- AVAILABLE DATA
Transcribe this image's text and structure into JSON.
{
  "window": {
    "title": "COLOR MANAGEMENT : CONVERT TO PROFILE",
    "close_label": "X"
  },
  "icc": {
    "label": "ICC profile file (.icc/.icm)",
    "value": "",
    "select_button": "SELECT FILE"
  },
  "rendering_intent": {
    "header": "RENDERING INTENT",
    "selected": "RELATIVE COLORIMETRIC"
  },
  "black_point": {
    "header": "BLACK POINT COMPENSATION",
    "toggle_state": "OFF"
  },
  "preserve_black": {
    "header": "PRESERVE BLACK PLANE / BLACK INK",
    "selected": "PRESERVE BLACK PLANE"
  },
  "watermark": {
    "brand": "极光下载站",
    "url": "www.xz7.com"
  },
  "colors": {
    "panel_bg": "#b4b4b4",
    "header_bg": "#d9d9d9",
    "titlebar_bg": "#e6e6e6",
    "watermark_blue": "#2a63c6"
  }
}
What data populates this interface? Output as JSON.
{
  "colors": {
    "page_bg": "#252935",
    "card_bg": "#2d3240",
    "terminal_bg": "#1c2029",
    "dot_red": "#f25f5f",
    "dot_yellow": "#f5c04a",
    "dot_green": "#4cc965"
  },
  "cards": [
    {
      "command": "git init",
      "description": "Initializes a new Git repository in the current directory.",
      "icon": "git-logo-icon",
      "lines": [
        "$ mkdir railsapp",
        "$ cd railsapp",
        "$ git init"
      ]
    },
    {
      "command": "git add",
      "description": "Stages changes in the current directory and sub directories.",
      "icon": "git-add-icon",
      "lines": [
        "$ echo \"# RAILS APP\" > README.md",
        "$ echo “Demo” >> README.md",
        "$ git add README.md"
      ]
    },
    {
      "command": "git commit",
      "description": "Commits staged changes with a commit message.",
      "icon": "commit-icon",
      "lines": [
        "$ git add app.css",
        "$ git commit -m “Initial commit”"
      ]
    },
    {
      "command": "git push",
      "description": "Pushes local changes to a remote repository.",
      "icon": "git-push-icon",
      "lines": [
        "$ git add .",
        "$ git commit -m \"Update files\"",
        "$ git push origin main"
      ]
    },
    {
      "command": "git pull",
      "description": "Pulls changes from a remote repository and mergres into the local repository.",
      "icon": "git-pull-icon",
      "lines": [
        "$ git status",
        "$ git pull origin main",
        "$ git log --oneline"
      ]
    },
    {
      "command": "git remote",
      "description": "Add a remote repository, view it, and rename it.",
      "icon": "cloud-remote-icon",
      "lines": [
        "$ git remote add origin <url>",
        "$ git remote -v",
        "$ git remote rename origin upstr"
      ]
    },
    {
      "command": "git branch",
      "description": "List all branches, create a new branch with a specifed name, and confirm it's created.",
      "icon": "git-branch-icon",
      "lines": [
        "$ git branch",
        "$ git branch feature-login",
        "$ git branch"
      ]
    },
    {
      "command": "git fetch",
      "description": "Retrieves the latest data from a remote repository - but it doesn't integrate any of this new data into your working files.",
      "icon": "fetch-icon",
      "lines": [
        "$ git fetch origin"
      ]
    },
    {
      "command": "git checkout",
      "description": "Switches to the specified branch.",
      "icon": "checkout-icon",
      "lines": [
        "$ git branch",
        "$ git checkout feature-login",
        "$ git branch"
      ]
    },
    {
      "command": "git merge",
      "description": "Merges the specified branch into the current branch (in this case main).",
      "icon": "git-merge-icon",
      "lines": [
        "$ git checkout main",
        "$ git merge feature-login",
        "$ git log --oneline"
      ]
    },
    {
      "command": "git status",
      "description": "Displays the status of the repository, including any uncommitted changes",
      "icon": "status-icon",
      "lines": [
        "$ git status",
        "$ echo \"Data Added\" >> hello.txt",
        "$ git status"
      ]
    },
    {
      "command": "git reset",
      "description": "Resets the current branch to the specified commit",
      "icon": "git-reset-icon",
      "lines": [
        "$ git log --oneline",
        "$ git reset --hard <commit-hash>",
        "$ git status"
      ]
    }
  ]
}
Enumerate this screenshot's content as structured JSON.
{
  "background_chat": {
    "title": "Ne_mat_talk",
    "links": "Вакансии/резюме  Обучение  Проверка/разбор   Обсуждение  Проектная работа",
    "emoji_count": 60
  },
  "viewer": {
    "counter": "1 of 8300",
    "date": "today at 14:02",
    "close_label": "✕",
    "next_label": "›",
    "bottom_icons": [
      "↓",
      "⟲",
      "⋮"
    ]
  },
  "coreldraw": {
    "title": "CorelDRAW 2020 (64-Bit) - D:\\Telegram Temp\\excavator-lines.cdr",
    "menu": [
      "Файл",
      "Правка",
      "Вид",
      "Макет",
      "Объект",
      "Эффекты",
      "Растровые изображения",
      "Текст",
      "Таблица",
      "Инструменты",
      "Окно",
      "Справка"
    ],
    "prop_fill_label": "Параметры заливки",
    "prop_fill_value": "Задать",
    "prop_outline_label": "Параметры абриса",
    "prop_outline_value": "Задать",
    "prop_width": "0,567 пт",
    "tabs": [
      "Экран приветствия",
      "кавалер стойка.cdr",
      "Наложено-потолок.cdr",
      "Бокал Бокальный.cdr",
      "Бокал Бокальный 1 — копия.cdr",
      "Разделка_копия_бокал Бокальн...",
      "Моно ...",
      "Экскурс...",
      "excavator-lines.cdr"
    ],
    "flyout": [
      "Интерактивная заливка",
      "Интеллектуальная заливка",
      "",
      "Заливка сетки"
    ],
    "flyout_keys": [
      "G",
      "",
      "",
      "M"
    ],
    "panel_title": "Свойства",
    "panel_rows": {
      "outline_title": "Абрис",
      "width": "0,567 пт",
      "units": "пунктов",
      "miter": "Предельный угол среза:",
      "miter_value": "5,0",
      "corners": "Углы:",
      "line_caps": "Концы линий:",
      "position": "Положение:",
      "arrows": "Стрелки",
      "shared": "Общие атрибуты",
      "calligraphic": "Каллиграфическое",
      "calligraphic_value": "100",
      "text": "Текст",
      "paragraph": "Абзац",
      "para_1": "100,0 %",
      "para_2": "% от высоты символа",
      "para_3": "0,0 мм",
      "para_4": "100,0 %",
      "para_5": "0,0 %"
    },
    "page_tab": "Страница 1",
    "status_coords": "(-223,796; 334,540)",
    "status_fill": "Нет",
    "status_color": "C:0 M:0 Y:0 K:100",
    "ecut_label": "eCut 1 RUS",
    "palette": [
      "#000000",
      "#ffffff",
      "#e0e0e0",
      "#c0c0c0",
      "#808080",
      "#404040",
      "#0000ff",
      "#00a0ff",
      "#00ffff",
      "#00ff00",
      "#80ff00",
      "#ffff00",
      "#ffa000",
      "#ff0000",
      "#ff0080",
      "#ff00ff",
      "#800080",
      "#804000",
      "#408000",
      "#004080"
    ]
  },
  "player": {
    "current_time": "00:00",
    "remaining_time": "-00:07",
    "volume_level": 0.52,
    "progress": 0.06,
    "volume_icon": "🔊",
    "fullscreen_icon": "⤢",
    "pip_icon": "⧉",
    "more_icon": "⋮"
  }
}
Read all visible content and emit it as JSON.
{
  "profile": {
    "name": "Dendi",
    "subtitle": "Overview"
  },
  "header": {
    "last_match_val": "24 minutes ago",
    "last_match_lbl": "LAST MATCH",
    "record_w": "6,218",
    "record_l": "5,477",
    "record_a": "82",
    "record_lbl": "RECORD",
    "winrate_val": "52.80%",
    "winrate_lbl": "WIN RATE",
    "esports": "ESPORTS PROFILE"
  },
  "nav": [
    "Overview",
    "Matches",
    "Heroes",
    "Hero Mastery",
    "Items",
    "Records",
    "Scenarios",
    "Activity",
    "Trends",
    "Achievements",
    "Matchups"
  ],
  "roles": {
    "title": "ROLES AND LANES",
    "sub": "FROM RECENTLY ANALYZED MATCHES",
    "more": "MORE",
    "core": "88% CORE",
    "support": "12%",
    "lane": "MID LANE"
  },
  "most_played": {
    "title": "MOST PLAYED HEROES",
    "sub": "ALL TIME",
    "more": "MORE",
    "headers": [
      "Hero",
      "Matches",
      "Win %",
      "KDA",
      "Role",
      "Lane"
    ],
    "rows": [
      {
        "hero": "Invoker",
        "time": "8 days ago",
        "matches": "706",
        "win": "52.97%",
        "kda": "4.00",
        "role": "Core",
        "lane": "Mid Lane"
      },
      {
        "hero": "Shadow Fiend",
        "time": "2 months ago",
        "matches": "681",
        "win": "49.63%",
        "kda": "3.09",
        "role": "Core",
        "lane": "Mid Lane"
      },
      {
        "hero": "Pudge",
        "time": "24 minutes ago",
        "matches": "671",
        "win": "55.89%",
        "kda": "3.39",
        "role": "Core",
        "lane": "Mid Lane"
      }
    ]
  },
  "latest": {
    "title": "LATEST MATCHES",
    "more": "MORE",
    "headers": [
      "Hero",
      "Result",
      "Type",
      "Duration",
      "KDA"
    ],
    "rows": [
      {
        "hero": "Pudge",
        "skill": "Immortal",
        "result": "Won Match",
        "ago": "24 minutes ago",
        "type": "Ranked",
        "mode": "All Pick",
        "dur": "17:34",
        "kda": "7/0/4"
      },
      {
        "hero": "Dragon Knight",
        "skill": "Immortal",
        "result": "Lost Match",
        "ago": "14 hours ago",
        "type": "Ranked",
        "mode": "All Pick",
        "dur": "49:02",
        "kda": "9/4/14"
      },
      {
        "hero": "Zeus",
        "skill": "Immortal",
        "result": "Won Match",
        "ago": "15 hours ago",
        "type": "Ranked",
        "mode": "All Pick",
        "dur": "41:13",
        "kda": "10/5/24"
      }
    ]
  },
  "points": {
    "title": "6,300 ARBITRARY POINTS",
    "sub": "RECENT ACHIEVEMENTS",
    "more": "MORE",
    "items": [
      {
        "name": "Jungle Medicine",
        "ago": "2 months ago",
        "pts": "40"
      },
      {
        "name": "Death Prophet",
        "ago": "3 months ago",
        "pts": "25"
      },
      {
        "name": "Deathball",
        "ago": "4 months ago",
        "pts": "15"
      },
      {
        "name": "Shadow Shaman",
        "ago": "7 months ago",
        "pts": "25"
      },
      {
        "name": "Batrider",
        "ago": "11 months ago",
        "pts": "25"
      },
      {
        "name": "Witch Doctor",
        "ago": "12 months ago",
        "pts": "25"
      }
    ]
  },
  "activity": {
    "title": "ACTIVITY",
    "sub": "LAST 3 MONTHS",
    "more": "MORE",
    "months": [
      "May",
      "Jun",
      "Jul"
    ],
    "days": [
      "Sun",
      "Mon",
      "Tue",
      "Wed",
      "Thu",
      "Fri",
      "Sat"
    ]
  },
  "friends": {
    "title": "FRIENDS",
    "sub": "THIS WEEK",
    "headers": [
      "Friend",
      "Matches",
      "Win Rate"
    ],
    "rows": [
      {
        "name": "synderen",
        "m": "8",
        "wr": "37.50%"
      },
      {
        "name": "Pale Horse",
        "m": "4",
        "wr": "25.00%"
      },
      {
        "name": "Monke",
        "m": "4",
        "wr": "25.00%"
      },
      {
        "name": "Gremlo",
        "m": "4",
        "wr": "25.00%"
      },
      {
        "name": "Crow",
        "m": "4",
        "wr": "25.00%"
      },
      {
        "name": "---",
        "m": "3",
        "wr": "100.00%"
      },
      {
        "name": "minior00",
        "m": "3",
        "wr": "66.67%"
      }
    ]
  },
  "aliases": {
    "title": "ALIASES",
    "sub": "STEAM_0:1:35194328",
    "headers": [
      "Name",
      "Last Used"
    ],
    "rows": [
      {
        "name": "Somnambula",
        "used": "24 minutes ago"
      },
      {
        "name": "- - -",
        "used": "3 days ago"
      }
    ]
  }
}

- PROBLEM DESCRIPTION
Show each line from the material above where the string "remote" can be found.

- RESULT FOR THIS EXERCISE
      "description": "Pushes local changes to a remote repository.",
      "description": "Pulls changes from a remote repository and mergres into the local repository.",
      "command": "git remote",
      "description": "Add a remote repository, view it, and rename it.",
      "icon": "cloud-remote-icon",
        "$ git remote add origin <url>",
        "$ git remote -v",
        "$ git remote rename origin upstr"
      "description": "Retrieves the latest data from a remote repository - but it doesn't integrate any of this new data into your working files.",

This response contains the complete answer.